**The problem**
Leave out all pictures. Extract exactly the lines from the one containing "Read all visible content and emit it as JSON." through the end of the data.

**Supplied records**
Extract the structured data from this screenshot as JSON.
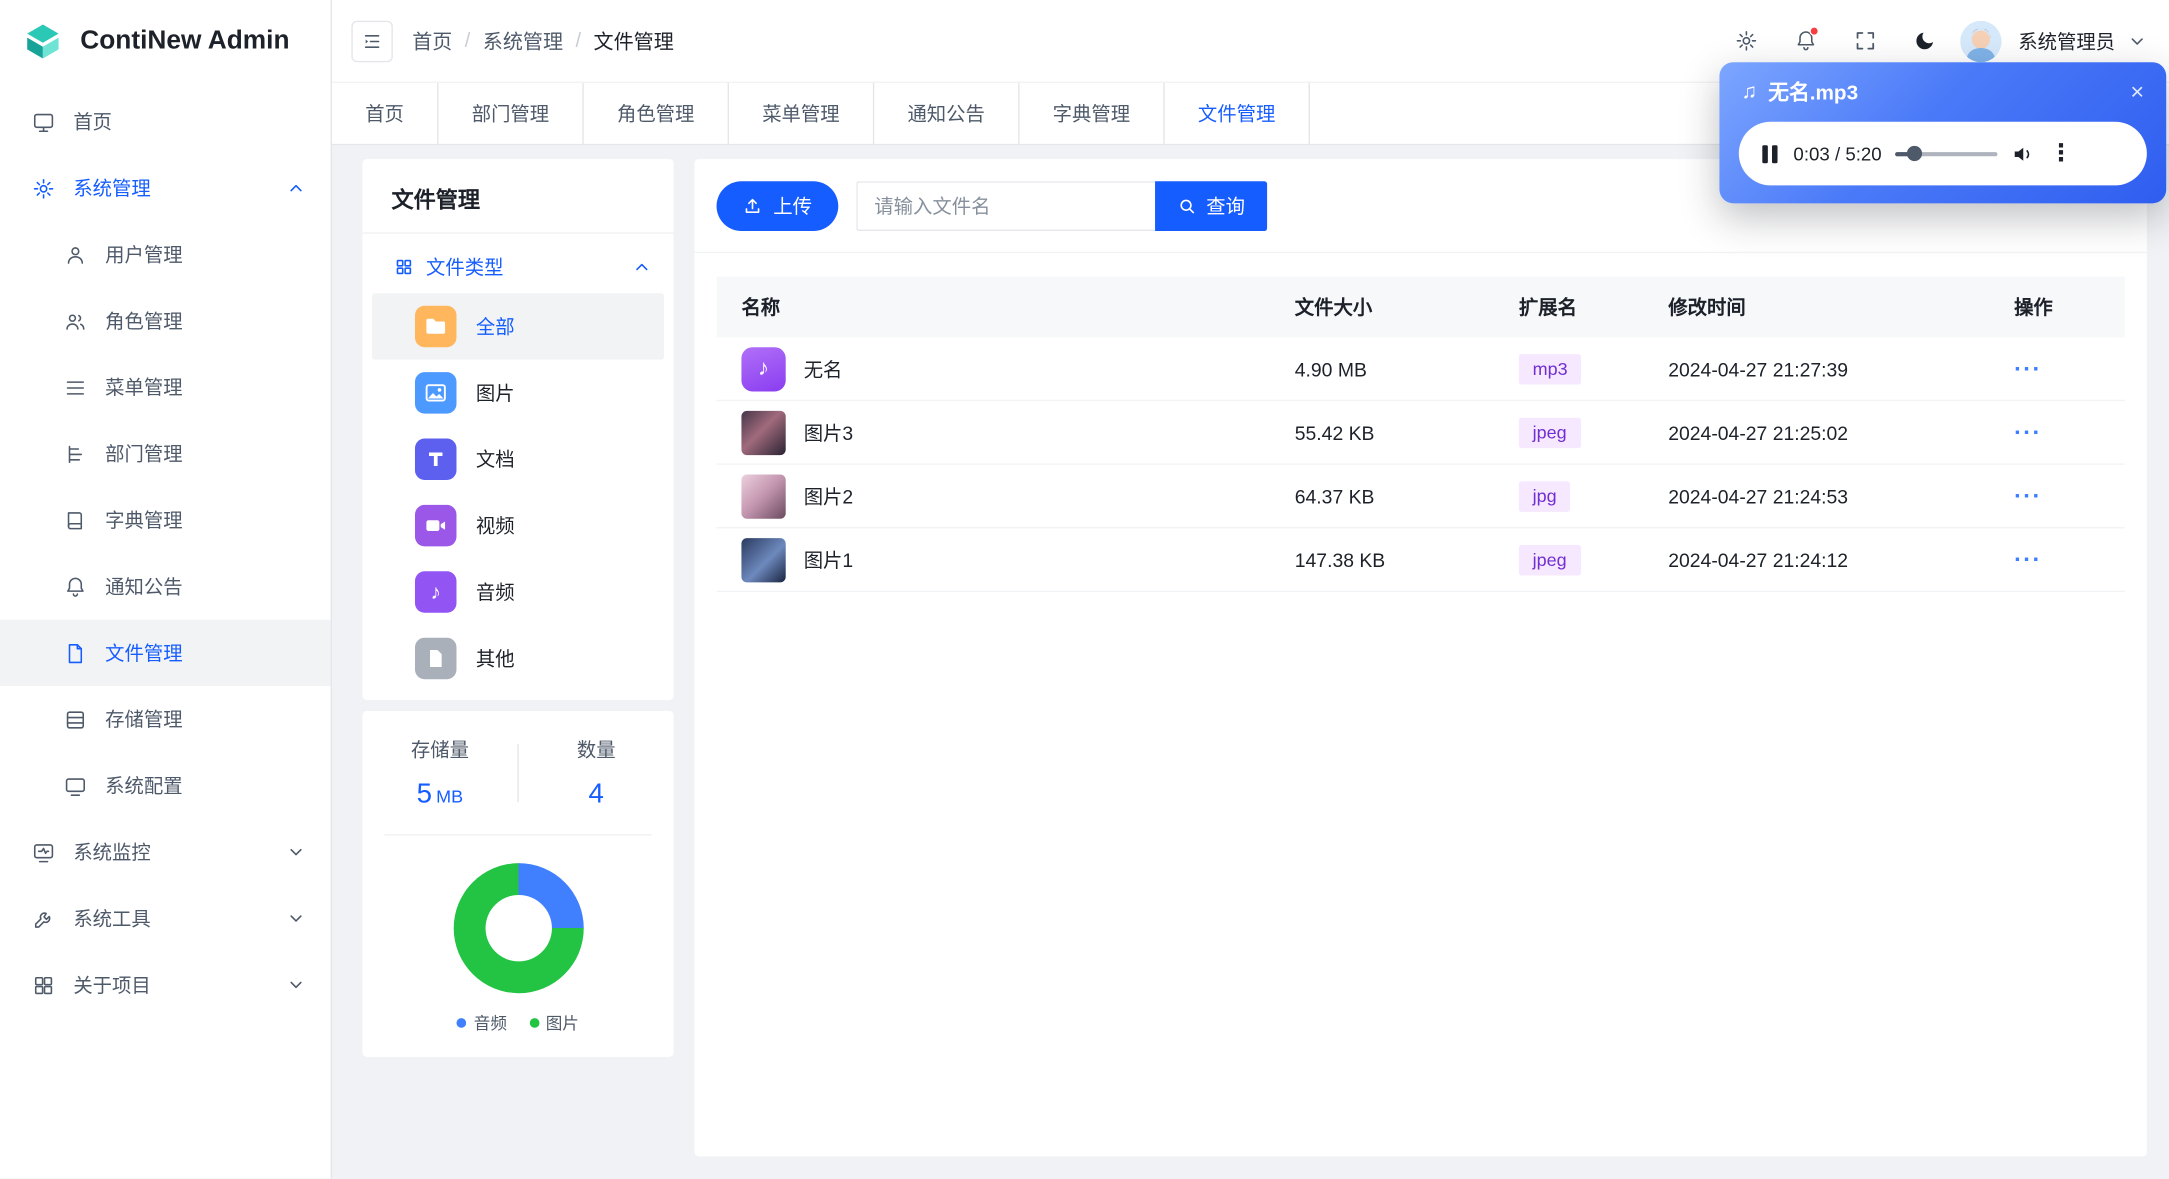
{
  "app": {
    "name": "ContiNew Admin",
    "primary_color": "#165dff"
  },
  "header": {
    "breadcrumb": {
      "items": [
        "首页",
        "系统管理",
        "文件管理"
      ],
      "separator": "/"
    },
    "user": {
      "name": "系统管理员"
    }
  },
  "sidebar": {
    "home": "首页",
    "system": "系统管理",
    "children": [
      "用户管理",
      "角色管理",
      "菜单管理",
      "部门管理",
      "字典管理",
      "通知公告",
      "文件管理",
      "存储管理",
      "系统配置"
    ],
    "active_child": "文件管理",
    "monitor": "系统监控",
    "tools": "系统工具",
    "about": "关于项目"
  },
  "tabs": {
    "items": [
      "首页",
      "部门管理",
      "角色管理",
      "菜单管理",
      "通知公告",
      "字典管理",
      "文件管理"
    ],
    "active": "文件管理"
  },
  "panel": {
    "title": "文件管理",
    "group": "文件类型",
    "types": [
      "全部",
      "图片",
      "文档",
      "视频",
      "音频",
      "其他"
    ],
    "active_type": "全部",
    "stats": {
      "storage_label": "存储量",
      "storage_value": "5",
      "storage_unit": "MB",
      "count_label": "数量",
      "count_value": "4"
    }
  },
  "toolbar": {
    "upload": "上传",
    "search_placeholder": "请输入文件名",
    "query": "查询"
  },
  "table": {
    "headers": [
      "名称",
      "文件大小",
      "扩展名",
      "修改时间",
      "操作"
    ],
    "rows": [
      {
        "name": "无名",
        "size": "4.90 MB",
        "ext": "mp3",
        "time": "2024-04-27 21:27:39"
      },
      {
        "name": "图片3",
        "size": "55.42 KB",
        "ext": "jpeg",
        "time": "2024-04-27 21:25:02"
      },
      {
        "name": "图片2",
        "size": "64.37 KB",
        "ext": "jpg",
        "time": "2024-04-27 21:24:53"
      },
      {
        "name": "图片1",
        "size": "147.38 KB",
        "ext": "jpeg",
        "time": "2024-04-27 21:24:12"
      }
    ],
    "more_label": "···"
  },
  "player": {
    "title": "无名.mp3",
    "time": "0:03 / 5:20",
    "progress_percent": 18
  },
  "chart_data": {
    "type": "pie",
    "donut": true,
    "segments": [
      {
        "label": "音频",
        "value": 1,
        "color": "#4080ff"
      },
      {
        "label": "图片",
        "value": 3,
        "color": "#23c343"
      }
    ],
    "legend_position": "bottom"
  },
  "glyphs": {
    "music_note": "♪",
    "double_note": "♫",
    "close": "×",
    "dots_vertical": "⋮"
  },
  "colors": {
    "badge_bg": "#f5e8ff",
    "badge_text": "#722ed1",
    "notification": "#f53f3f"
  }
}
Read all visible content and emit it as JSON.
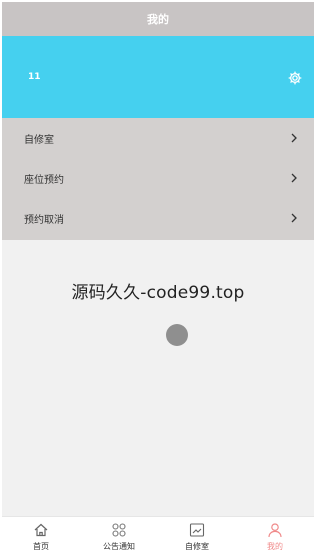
{
  "header": {
    "title": "我的"
  },
  "profile": {
    "uid": "11"
  },
  "menu": {
    "items": [
      {
        "label": "自修室"
      },
      {
        "label": "座位预约"
      },
      {
        "label": "预约取消"
      }
    ]
  },
  "watermark": {
    "text": "源码久久-code99.top"
  },
  "tabbar": {
    "tabs": [
      {
        "label": "首页",
        "icon": "home-icon"
      },
      {
        "label": "公告通知",
        "icon": "notice-icon"
      },
      {
        "label": "自修室",
        "icon": "study-room-icon"
      },
      {
        "label": "我的",
        "icon": "user-icon",
        "active": true
      }
    ]
  },
  "colors": {
    "accent": "#45d0ef",
    "header": "#c8c4c4",
    "active_tab": "#f08a8a"
  }
}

**Solved problem**
Read all visible content and emit it as JSON.
{
  "header": {
    "title": "我的"
  },
  "profile": {
    "uid": "11"
  },
  "menu": {
    "items": [
      {
        "label": "自修室"
      },
      {
        "label": "座位预约"
      },
      {
        "label": "预约取消"
      }
    ]
  },
  "watermark": {
    "text": "源码久久-code99.top"
  },
  "tabbar": {
    "tabs": [
      {
        "label": "首页",
        "icon": "home-icon"
      },
      {
        "label": "公告通知",
        "icon": "notice-icon"
      },
      {
        "label": "自修室",
        "icon": "study-room-icon"
      },
      {
        "label": "我的",
        "icon": "user-icon",
        "active": true
      }
    ]
  },
  "colors": {
    "accent": "#45d0ef",
    "header": "#c8c4c4",
    "active_tab": "#f08a8a"
  }
}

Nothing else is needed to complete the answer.